Page and application data records
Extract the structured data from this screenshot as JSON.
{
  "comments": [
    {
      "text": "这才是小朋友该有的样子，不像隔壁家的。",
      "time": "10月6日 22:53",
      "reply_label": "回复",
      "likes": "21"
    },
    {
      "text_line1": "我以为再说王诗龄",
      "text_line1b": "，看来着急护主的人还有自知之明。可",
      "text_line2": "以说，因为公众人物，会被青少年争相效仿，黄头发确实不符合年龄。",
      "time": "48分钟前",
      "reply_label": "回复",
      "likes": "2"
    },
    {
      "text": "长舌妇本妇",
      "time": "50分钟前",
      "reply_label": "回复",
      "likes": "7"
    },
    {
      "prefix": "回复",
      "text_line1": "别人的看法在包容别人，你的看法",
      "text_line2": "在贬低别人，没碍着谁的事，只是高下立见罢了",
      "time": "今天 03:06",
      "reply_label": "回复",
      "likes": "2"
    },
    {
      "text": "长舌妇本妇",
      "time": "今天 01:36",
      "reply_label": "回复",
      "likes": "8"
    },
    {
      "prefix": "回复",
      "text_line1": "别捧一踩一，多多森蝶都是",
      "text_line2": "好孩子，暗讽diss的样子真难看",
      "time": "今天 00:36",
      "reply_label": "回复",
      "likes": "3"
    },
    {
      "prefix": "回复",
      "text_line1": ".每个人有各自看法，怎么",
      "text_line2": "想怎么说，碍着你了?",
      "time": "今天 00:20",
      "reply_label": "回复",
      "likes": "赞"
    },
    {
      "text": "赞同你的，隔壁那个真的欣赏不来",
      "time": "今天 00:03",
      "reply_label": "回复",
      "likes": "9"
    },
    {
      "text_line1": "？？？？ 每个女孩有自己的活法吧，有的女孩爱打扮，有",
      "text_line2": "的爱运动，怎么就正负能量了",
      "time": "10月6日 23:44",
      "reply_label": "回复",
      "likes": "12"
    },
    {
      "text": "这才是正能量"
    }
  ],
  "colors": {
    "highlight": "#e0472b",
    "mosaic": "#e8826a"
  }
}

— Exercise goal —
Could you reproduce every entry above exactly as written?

— Answer —
Extract the structured data from this screenshot as JSON.
{
  "comments": [
    {
      "text": "这才是小朋友该有的样子，不像隔壁家的。",
      "time": "10月6日 22:53",
      "reply_label": "回复",
      "likes": "21"
    },
    {
      "text_line1": "我以为再说王诗龄",
      "text_line1b": "，看来着急护主的人还有自知之明。可",
      "text_line2": "以说，因为公众人物，会被青少年争相效仿，黄头发确实不符合年龄。",
      "time": "48分钟前",
      "reply_label": "回复",
      "likes": "2"
    },
    {
      "text": "长舌妇本妇",
      "time": "50分钟前",
      "reply_label": "回复",
      "likes": "7"
    },
    {
      "prefix": "回复",
      "text_line1": "别人的看法在包容别人，你的看法",
      "text_line2": "在贬低别人，没碍着谁的事，只是高下立见罢了",
      "time": "今天 03:06",
      "reply_label": "回复",
      "likes": "2"
    },
    {
      "text": "长舌妇本妇",
      "time": "今天 01:36",
      "reply_label": "回复",
      "likes": "8"
    },
    {
      "prefix": "回复",
      "text_line1": "别捧一踩一，多多森蝶都是",
      "text_line2": "好孩子，暗讽diss的样子真难看",
      "time": "今天 00:36",
      "reply_label": "回复",
      "likes": "3"
    },
    {
      "prefix": "回复",
      "text_line1": ".每个人有各自看法，怎么",
      "text_line2": "想怎么说，碍着你了?",
      "time": "今天 00:20",
      "reply_label": "回复",
      "likes": "赞"
    },
    {
      "text": "赞同你的，隔壁那个真的欣赏不来",
      "time": "今天 00:03",
      "reply_label": "回复",
      "likes": "9"
    },
    {
      "text_line1": "？？？？ 每个女孩有自己的活法吧，有的女孩爱打扮，有",
      "text_line2": "的爱运动，怎么就正负能量了",
      "time": "10月6日 23:44",
      "reply_label": "回复",
      "likes": "12"
    },
    {
      "text": "这才是正能量"
    }
  ],
  "colors": {
    "highlight": "#e0472b",
    "mosaic": "#e8826a"
  }
}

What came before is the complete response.